Kolve writes with such grace, it's just mindblowing. You can hear his voice in his prose, and it's just beautiful, seductive, almost. And gracious.
I love all the images, even though I'm not quite convinced so far by "The Merchant's Tale" reading (I'm halfway through the second chapter on the tale). The thing is, he writes so well that I want to be convinced.
The preface is marvelous in itself. There's a moment when he's talking about his work, when Kolve says that
In the opening pages of the final chapter, "God-Denying Fools"--an argument conceived, in imitation of Chaucer, as a modernist's "Retraction"--I privilege my personal situation for the first time, confessing to a dilemma I have never wholly resolved: how to teach and write "from within" Christian systems of thought wihtout appearing to acquiesce in beliefs I do not share. (xvii)It's the best statement of a real difficulty I have with teaching Chaucer, Shakespeare, early modern literature, in fact all literature that takes Christianity seriously as religious truth, and expresses just that difficulty. And it fits perfectly with the personal tone of the preface; it's Kolve's dilemma, and very personally his, but it also speaks to me.
In the introduction to the notes for chapter 3, Kolve quotes Donald Howard's essay "The Idea of a Chaucer course," "where he reflects on what he thinks our teaching is for
While there can never be agreement on methods [of teaching], there can be agreement on goals, and on this point I will risk being dogmatic.I'm thinking of using that as the introductory bit on my Chaucer syllabus.

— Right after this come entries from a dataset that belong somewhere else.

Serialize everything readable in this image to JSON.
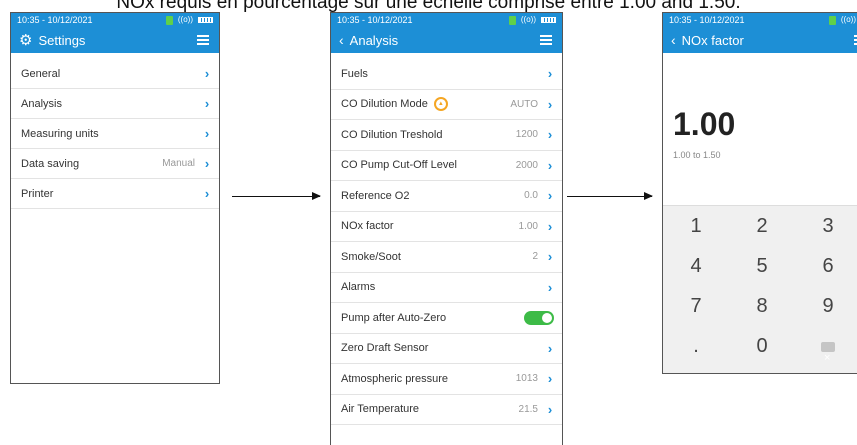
{
  "caption": "NOx requis en pourcentage sur une échelle comprise entre 1.00 and 1.50.",
  "status": {
    "time": "10:35 - 10/12/2021",
    "wifi": "((o))"
  },
  "settings": {
    "title": "Settings",
    "items": [
      {
        "label": "General",
        "value": ""
      },
      {
        "label": "Analysis",
        "value": ""
      },
      {
        "label": "Measuring units",
        "value": ""
      },
      {
        "label": "Data saving",
        "value": "Manual"
      },
      {
        "label": "Printer",
        "value": ""
      }
    ]
  },
  "analysis": {
    "title": "Analysis",
    "items": [
      {
        "label": "Fuels",
        "value": ""
      },
      {
        "label": "CO Dilution Mode",
        "value": "AUTO"
      },
      {
        "label": "CO Dilution Treshold",
        "value": "1200"
      },
      {
        "label": "CO Pump Cut-Off Level",
        "value": "2000"
      },
      {
        "label": "Reference O2",
        "value": "0.0"
      },
      {
        "label": "NOx factor",
        "value": "1.00"
      },
      {
        "label": "Smoke/Soot",
        "value": "2"
      },
      {
        "label": "Alarms",
        "value": ""
      },
      {
        "label": "Pump after Auto-Zero",
        "value": "",
        "toggle_on": true
      },
      {
        "label": "Zero Draft Sensor",
        "value": ""
      },
      {
        "label": "Atmospheric pressure",
        "value": "1013"
      },
      {
        "label": "Air Temperature",
        "value": "21.5"
      }
    ]
  },
  "nox": {
    "title": "NOx factor",
    "value": "1.00",
    "range": "1.00 to 1.50",
    "keys": [
      "1",
      "2",
      "3",
      "4",
      "5",
      "6",
      "7",
      "8",
      "9",
      ".",
      "0",
      "backspace"
    ]
  },
  "colors": {
    "accent": "#1d8fd6",
    "toggle": "#3dbb47",
    "warning": "#f5a623"
  },
  "icons": [
    "gear-icon",
    "menu-icon",
    "back-icon",
    "chevron-right-icon",
    "warning-icon",
    "battery-icon",
    "wifi-icon",
    "sim-icon",
    "backspace-icon"
  ]
}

And yet, because of the rape record (and rapes in the tales), I have a more troubled sense of Chaucer than Howard seems to. Still, there is very much something to teaching Chaucer and reading Chaucer that's worth doing, I think.
The goal and idea of teaching The Canterbury Tales is to put the student in touch with the mind of Geoffrey Chaucer. Chaucer had a certain frame of mind, a way of looking at the world, which in our time we could use to our own great benefit if we could but grasp it. . . . [For there] are moments when we grasp with special clarity Chaucer's unique sanity--his impatience with cant and hypocrisy and with the posturings of seriousness, his sad tolerance for human orneriness, his humorous view of the world and of himself, his tragic and comic sense of self. This sanity is what we have in our power to offer students. (Donald R. Howard, "The Idea of a chaucer Course" in Approaches to Teaching Chaucer's Canterbury Tales, ed. Joseph Gibaldi [New York: Modern Language Association, 1980], pp. 61-62, qtd in Kolve, 278.)
(I thnk that my sense of how to teach patriarchal literature is much like my sense of how to deal with religion in literature. It's the same sort of difficulty for me.)
Now, off to try out my skis for a bit and then to read some more Kolve.
Kolve, V.A. Telling Images: Chaucer and the Imagery of Narrative II. Stanford, CA: Stanford UP, 2009.